### Exercise description
Say how many lines in the entries below have the word "plant" in them, giving only the number.

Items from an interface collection
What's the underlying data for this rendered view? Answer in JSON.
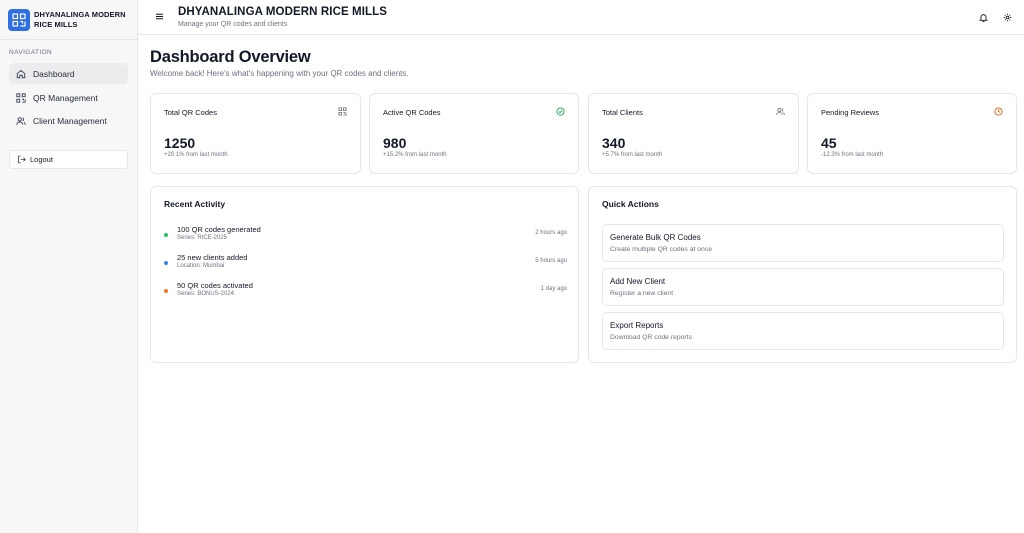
{
  "brand": {
    "name": "DHYANALINGA MODERN RICE MILLS"
  },
  "sidebar": {
    "heading": "NAVIGATION",
    "items": [
      {
        "label": "Dashboard",
        "icon": "home-icon",
        "active": true
      },
      {
        "label": "QR Management",
        "icon": "qr-icon",
        "active": false
      },
      {
        "label": "Client Management",
        "icon": "users-icon",
        "active": false
      }
    ],
    "logout_label": "Logout"
  },
  "header": {
    "title": "DHYANALINGA MODERN RICE MILLS",
    "subtitle": "Manage your QR codes and clients",
    "icons": [
      "menu-icon",
      "bell-icon",
      "gear-icon"
    ]
  },
  "main": {
    "title": "Dashboard Overview",
    "subtitle": "Welcome back! Here's what's happening with your QR codes and clients.",
    "stats": [
      {
        "label": "Total QR Codes",
        "value": "1250",
        "change": "+20.1% from last month",
        "icon": "qr-icon",
        "icon_color": "#6b7280"
      },
      {
        "label": "Active QR Codes",
        "value": "980",
        "change": "+15.2% from last month",
        "icon": "check-circle-icon",
        "icon_color": "#16a34a"
      },
      {
        "label": "Total Clients",
        "value": "340",
        "change": "+5.7% from last month",
        "icon": "users-icon",
        "icon_color": "#6b7280"
      },
      {
        "label": "Pending Reviews",
        "value": "45",
        "change": "-12.3% from last month",
        "icon": "clock-icon",
        "icon_color": "#ea580c"
      }
    ],
    "recent_activity": {
      "title": "Recent Activity",
      "items": [
        {
          "title": "100 QR codes generated",
          "sub": "Series: RICE-2025",
          "time": "2 hours ago",
          "dot_color": "#22c55e"
        },
        {
          "title": "25 new clients added",
          "sub": "Location: Mumbai",
          "time": "5 hours ago",
          "dot_color": "#3b82f6"
        },
        {
          "title": "50 QR codes activated",
          "sub": "Series: BONUS-2024",
          "time": "1 day ago",
          "dot_color": "#f97316"
        }
      ]
    },
    "quick_actions": {
      "title": "Quick Actions",
      "items": [
        {
          "title": "Generate Bulk QR Codes",
          "sub": "Create multiple QR codes at once"
        },
        {
          "title": "Add New Client",
          "sub": "Register a new client"
        },
        {
          "title": "Export Reports",
          "sub": "Download QR code reports"
        }
      ]
    }
  },
  "colors": {
    "brand": "#2f6fe4",
    "border": "#e5e7eb",
    "sidebar_bg": "#f7f7f8"
  }
}
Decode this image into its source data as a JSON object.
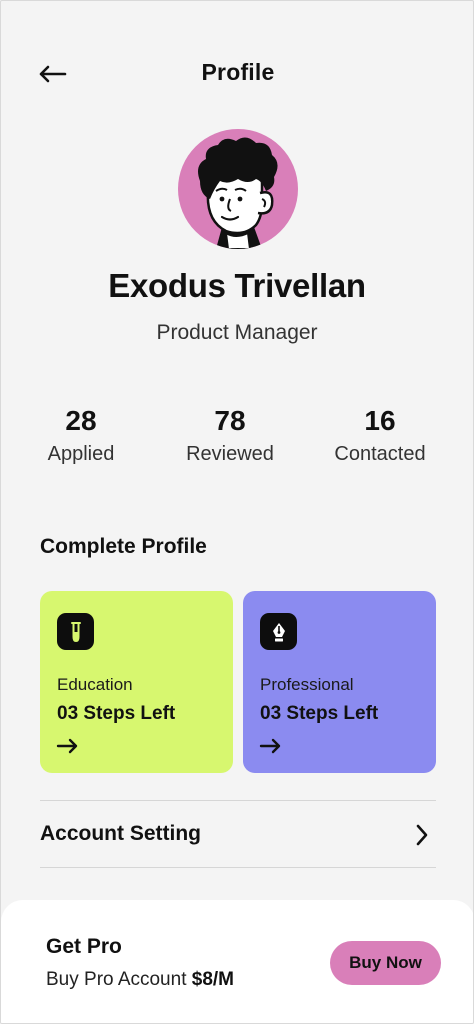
{
  "header": {
    "title": "Profile",
    "back_icon": "arrow-left-icon"
  },
  "profile": {
    "name": "Exodus Trivellan",
    "role": "Product Manager",
    "avatar_bg": "#d97fb9"
  },
  "stats": [
    {
      "value": "28",
      "label": "Applied"
    },
    {
      "value": "78",
      "label": "Reviewed"
    },
    {
      "value": "16",
      "label": "Contacted"
    }
  ],
  "complete_profile": {
    "title": "Complete Profile",
    "cards": [
      {
        "label": "Education",
        "steps": "03 Steps Left",
        "icon": "test-tube-icon",
        "color": "#d7f76f"
      },
      {
        "label": "Professional",
        "steps": "03 Steps Left",
        "icon": "pen-nib-icon",
        "color": "#8b8bf0"
      }
    ]
  },
  "account": {
    "label": "Account Setting",
    "icon": "chevron-right-icon"
  },
  "pro": {
    "title": "Get Pro",
    "subtitle": "Buy Pro Account",
    "price": "$8/M",
    "button_label": "Buy Now",
    "button_color": "#d97fb9"
  }
}
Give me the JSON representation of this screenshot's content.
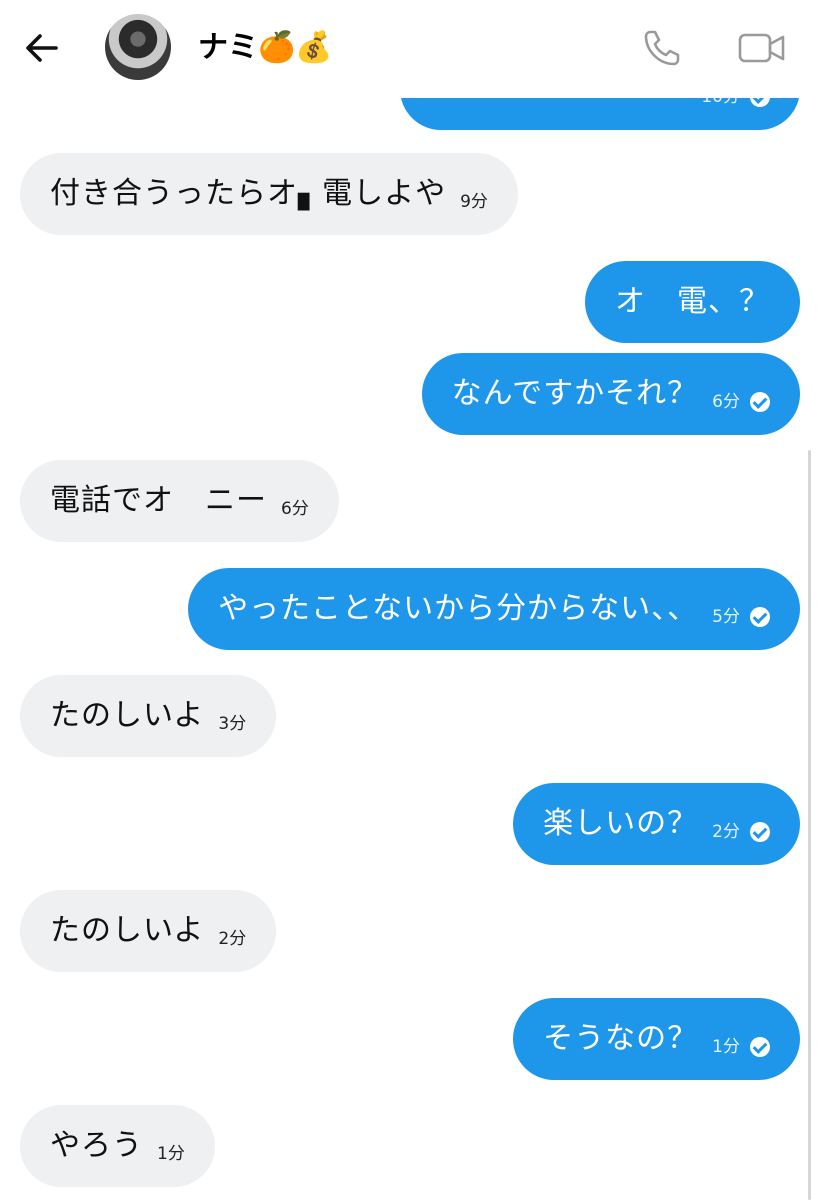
{
  "header": {
    "contact_name": "ナミ🍊💰",
    "back_icon": "arrow-left-icon",
    "call_icon": "phone-icon",
    "video_icon": "video-camera-icon"
  },
  "colors": {
    "outgoing_bubble": "#1e96ea",
    "incoming_bubble": "#eef0f2",
    "background": "#ffffff"
  },
  "messages": [
    {
      "direction": "out",
      "text": "",
      "time": "10分",
      "read": true,
      "partial": true
    },
    {
      "direction": "in",
      "text": "付き合うったらオ▖電しよや",
      "time": "9分"
    },
    {
      "direction": "out",
      "text": "オ　電、？",
      "time": ""
    },
    {
      "direction": "out",
      "text": "なんですかそれ？",
      "time": "6分",
      "read": true
    },
    {
      "direction": "in",
      "text": "電話でオ　ニー",
      "time": "6分"
    },
    {
      "direction": "out",
      "text": "やったことないから分からない、、",
      "time": "5分",
      "read": true
    },
    {
      "direction": "in",
      "text": "たのしいよ",
      "time": "3分"
    },
    {
      "direction": "out",
      "text": "楽しいの？",
      "time": "2分",
      "read": true
    },
    {
      "direction": "in",
      "text": "たのしいよ",
      "time": "2分"
    },
    {
      "direction": "out",
      "text": "そうなの？",
      "time": "1分",
      "read": true
    },
    {
      "direction": "in",
      "text": "やろう",
      "time": "1分"
    }
  ]
}
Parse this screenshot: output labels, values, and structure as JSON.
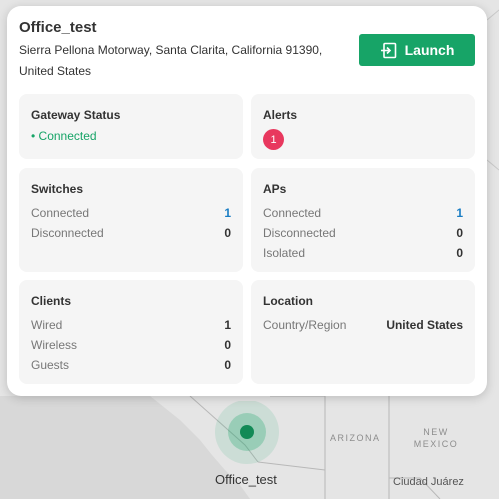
{
  "site": {
    "name": "Office_test",
    "address": "Sierra Pellona Motorway, Santa Clarita, California 91390, United States",
    "launch_label": "Launch",
    "launch_icon": "launch-icon"
  },
  "gateway": {
    "title": "Gateway Status",
    "status": "• Connected"
  },
  "alerts": {
    "title": "Alerts",
    "count": "1"
  },
  "switches": {
    "title": "Switches",
    "rows": [
      {
        "label": "Connected",
        "value": "1"
      },
      {
        "label": "Disconnected",
        "value": "0"
      }
    ]
  },
  "aps": {
    "title": "APs",
    "rows": [
      {
        "label": "Connected",
        "value": "1"
      },
      {
        "label": "Disconnected",
        "value": "0"
      },
      {
        "label": "Isolated",
        "value": "0"
      }
    ]
  },
  "clients": {
    "title": "Clients",
    "rows": [
      {
        "label": "Wired",
        "value": "1"
      },
      {
        "label": "Wireless",
        "value": "0"
      },
      {
        "label": "Guests",
        "value": "0"
      }
    ]
  },
  "location": {
    "title": "Location",
    "rows": [
      {
        "label": "Country/Region",
        "value": "United States"
      }
    ]
  },
  "map": {
    "state_arizona": "ARIZONA",
    "state_new_mexico_line1": "NEW",
    "state_new_mexico_line2": "MEXICO",
    "city": "Ciudad Juárez",
    "marker_label": "Office_test"
  },
  "colors": {
    "accent_green": "#17a467",
    "alert_red": "#e8385e",
    "link_blue": "#1a7dc4"
  }
}
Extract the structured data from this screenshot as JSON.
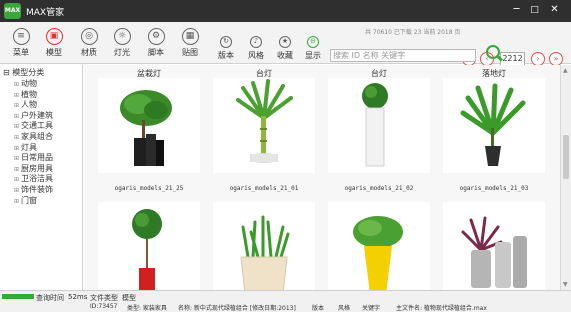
{
  "app": {
    "logo_text": "MAX",
    "title": "MAX管家"
  },
  "window": {
    "minimize": "─",
    "maximize": "□",
    "close": "✕"
  },
  "toolbar": {
    "items": [
      {
        "label": "菜单",
        "icon": "menu-icon",
        "glyph": "≡"
      },
      {
        "label": "模型",
        "icon": "model-icon",
        "glyph": "▣"
      },
      {
        "label": "材质",
        "icon": "material-icon",
        "glyph": "◎"
      },
      {
        "label": "灯光",
        "icon": "light-icon",
        "glyph": "☼"
      },
      {
        "label": "脚本",
        "icon": "script-icon",
        "glyph": "⚙"
      },
      {
        "label": "贴图",
        "icon": "map-icon",
        "glyph": "▦"
      }
    ],
    "small_items": [
      {
        "label": "版本",
        "icon": "version-icon",
        "glyph": "↻"
      },
      {
        "label": "风格",
        "icon": "style-icon",
        "glyph": "♪"
      },
      {
        "label": "收藏",
        "icon": "favorite-icon",
        "glyph": "★"
      },
      {
        "label": "显示",
        "icon": "display-icon",
        "glyph": "⊖"
      }
    ]
  },
  "stats": "共 70610   已下载 23   当前 2018 页",
  "search": {
    "placeholder": "搜索   ID   名称   关键字"
  },
  "pager": {
    "first": "«",
    "prev": "‹",
    "page": "2212",
    "next": "›",
    "last": "»"
  },
  "sidebar": {
    "root": "⊟ 模型分类",
    "items": [
      "动物",
      "植物",
      "人物",
      "户外建筑",
      "交通工具",
      "家具组合",
      "灯具",
      "日常用品",
      "厨房用具",
      "卫浴洁具",
      "饰件装饰",
      "门窗"
    ]
  },
  "cards": [
    {
      "title": "盆栽灯",
      "name": "ogaris_models_21_25",
      "plant": "tree-round",
      "pot": "#222"
    },
    {
      "title": "台灯",
      "name": "ogaris_models_21_01",
      "plant": "bamboo",
      "pot": "#e8e8e8"
    },
    {
      "title": "台灯",
      "name": "ogaris_models_21_02",
      "plant": "ball",
      "pot": "#eeeeee"
    },
    {
      "title": "落地灯",
      "name": "ogaris_models_21_03",
      "plant": "palm",
      "pot": "#333"
    },
    {
      "title": "",
      "name": "",
      "plant": "topiary",
      "pot": "#d22"
    },
    {
      "title": "",
      "name": "",
      "plant": "grass",
      "pot": "#efe2c8"
    },
    {
      "title": "",
      "name": "",
      "plant": "fern",
      "pot": "#f4d000"
    },
    {
      "title": "",
      "name": "",
      "plant": "spiky",
      "pot": "#bbbbbb"
    }
  ],
  "status": {
    "time_label": "查询时间",
    "time_value": "52ms",
    "type_label": "文件类型",
    "type_value": "模型",
    "id": "ID:73457",
    "category": "类型: 家装家具",
    "name": "名称: 新中式现代绿植组合 [修改日期:2013]",
    "version": "版本",
    "style": "风格",
    "keywords": "关键字",
    "file": "主文件名: 植物现代绿植组合.max"
  },
  "scrollbar": {
    "up": "▲",
    "down": "▼"
  }
}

### Result for this task
8